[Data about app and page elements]
'''
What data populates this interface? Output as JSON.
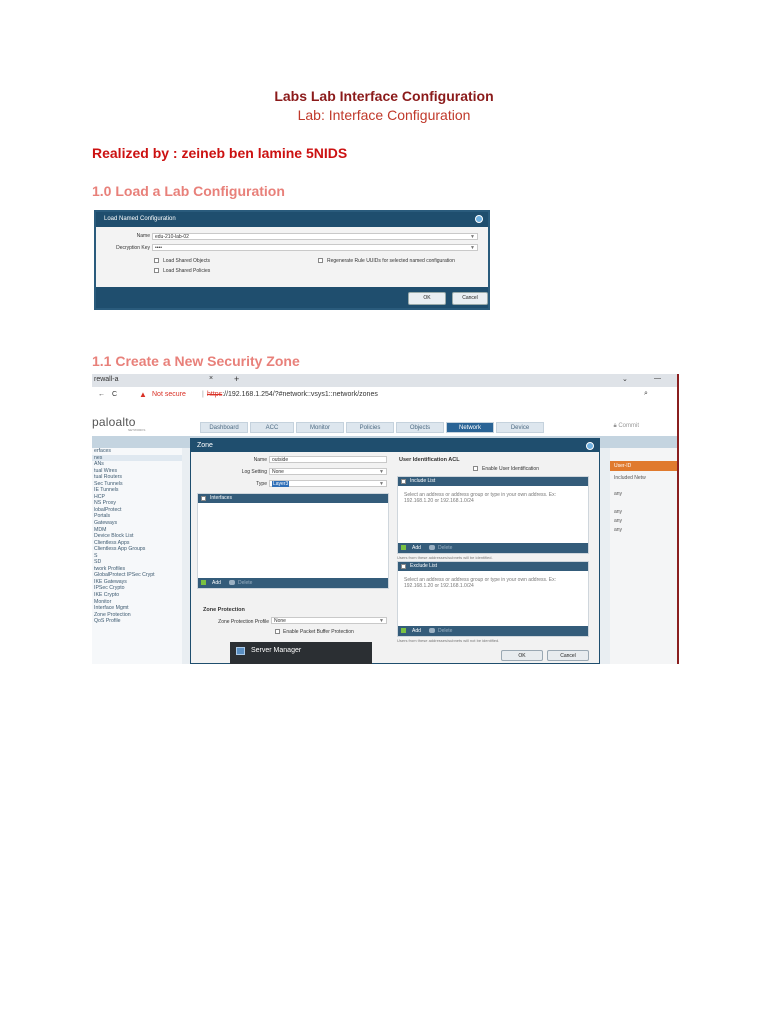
{
  "doc": {
    "title": "Labs Lab Interface Configuration",
    "subtitle": "Lab: Interface Configuration",
    "realized": "Realized by : zeineb ben lamine 5NIDS",
    "section1": "1.0 Load a Lab Configuration",
    "section2": "1.1 Create a New Security Zone"
  },
  "load_dialog": {
    "title": "Load Named Configuration",
    "name_label": "Name",
    "name_value": "edu-210-lab-02",
    "decryption_label": "Decryption Key",
    "decryption_value": "••••",
    "load_shared_objects": "Load Shared Objects",
    "load_shared_policies": "Load Shared Policies",
    "regenerate": "Regenerate Rule UUIDs for selected named configuration",
    "ok": "OK",
    "cancel": "Cancel"
  },
  "browser": {
    "tab_title": "rewall-a",
    "tab_close": "×",
    "new_tab": "+",
    "back": "←",
    "reload": "C",
    "not_secure": "Not secure",
    "url_https": "https",
    "url_rest": "://192.168.1.254/?#network::vsys1::network/zones",
    "logo": "paloalto",
    "logo_sub": "NETWORKS",
    "nav": [
      "Dashboard",
      "ACC",
      "Monitor",
      "Policies",
      "Objects",
      "Network",
      "Device"
    ],
    "active_nav": "Network",
    "commit": "Commit"
  },
  "sidebar": {
    "items": [
      "erfaces",
      "nes",
      "ANs",
      "tual Wires",
      "tual Routers",
      "Sec Tunnels",
      "IE Tunnels",
      "HCP",
      "NS Proxy",
      "lobalProtect",
      "Portals",
      "Gateways",
      "MDM",
      "Device Block List",
      "Clientless Apps",
      "Clientless App Groups",
      "S",
      "SD",
      "twork Profiles",
      "GlobalProtect IPSec Crypt",
      "IKE Gateways",
      "IPSec Crypto",
      "IKE Crypto",
      "Monitor",
      "Interface Mgmt",
      "Zone Protection",
      "QoS Profile"
    ]
  },
  "right_column": {
    "header": "User-ID",
    "rows": [
      "Included Netw",
      "any",
      "any",
      "any",
      "any"
    ]
  },
  "zone_dialog": {
    "title": "Zone",
    "name_label": "Name",
    "name_value": "outside",
    "log_label": "Log Setting",
    "log_value": "None",
    "type_label": "Type",
    "type_value": "Layer3",
    "interfaces_header": "Interfaces",
    "add": "Add",
    "delete": "Delete",
    "zone_protection_header": "Zone Protection",
    "zone_protection_label": "Zone Protection Profile",
    "zone_protection_value": "None",
    "packet_buffer": "Enable Packet Buffer Protection",
    "uid_header": "User Identification ACL",
    "enable_uid": "Enable User Identification",
    "include_header": "Include List",
    "include_hint": "Select an address or address group or type in your own address. Ex: 192.168.1.20 or 192.168.1.0/24",
    "include_footer_note": "Users from these addresses/subnets will be identified.",
    "exclude_header": "Exclude List",
    "exclude_hint": "Select an address or address group or type in your own address. Ex: 192.168.1.20 or 192.168.1.0/24",
    "exclude_footer_note": "Users from these addresses/subnets will not be identified.",
    "ok": "OK",
    "cancel": "Cancel"
  },
  "taskbar": {
    "label": "Server Manager"
  }
}
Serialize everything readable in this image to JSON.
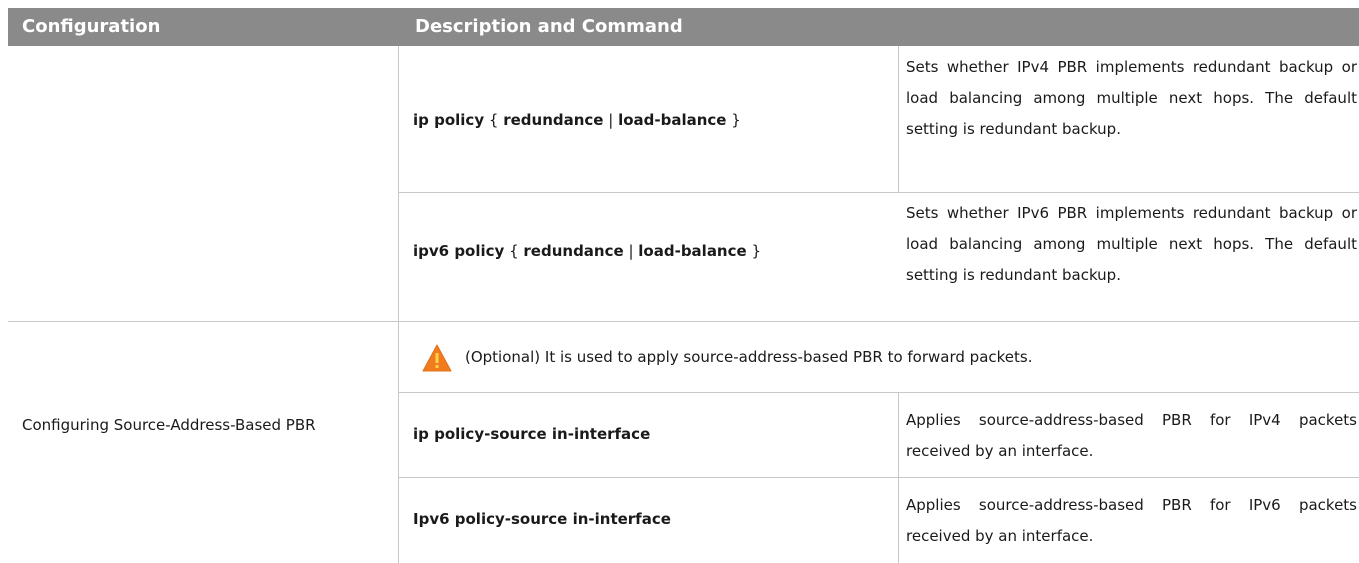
{
  "table": {
    "headers": {
      "configuration": "Configuration",
      "description_command": "Description and Command"
    },
    "rows": [
      {
        "cmd_prefix": "ip policy",
        "brace_open": " { ",
        "opt1": "redundance",
        "sep": " | ",
        "opt2": "load-balance",
        "brace_close": " }",
        "description": "Sets whether IPv4 PBR implements redundant backup or load balancing among multiple next hops. The default setting is redundant backup."
      },
      {
        "cmd_prefix": "ipv6 policy",
        "brace_open": " { ",
        "opt1": "redundance",
        "sep": " | ",
        "opt2": "load-balance",
        "brace_close": " }",
        "description": "Sets whether IPv6 PBR implements redundant backup or load balancing among multiple next hops. The default setting is redundant backup."
      }
    ],
    "source_section": {
      "configuration": "Configuring Source-Address-Based PBR",
      "note": "(Optional) It is used to apply source-address-based PBR to forward packets.",
      "note_icon": "warning-icon",
      "rows": [
        {
          "command": "ip policy-source in-interface",
          "description": "Applies source-address-based PBR for IPv4 packets received by an interface."
        },
        {
          "command": "Ipv6 policy-source in-interface",
          "description": "Applies source-address-based PBR for IPv6 packets received by an interface."
        }
      ]
    }
  },
  "colors": {
    "header_bg": "#8a8a8a",
    "header_text": "#ffffff",
    "rule": "#c8c8c8",
    "warning_orange": "#f07c1e"
  }
}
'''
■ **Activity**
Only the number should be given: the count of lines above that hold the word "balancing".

■ **Finished exercise**
2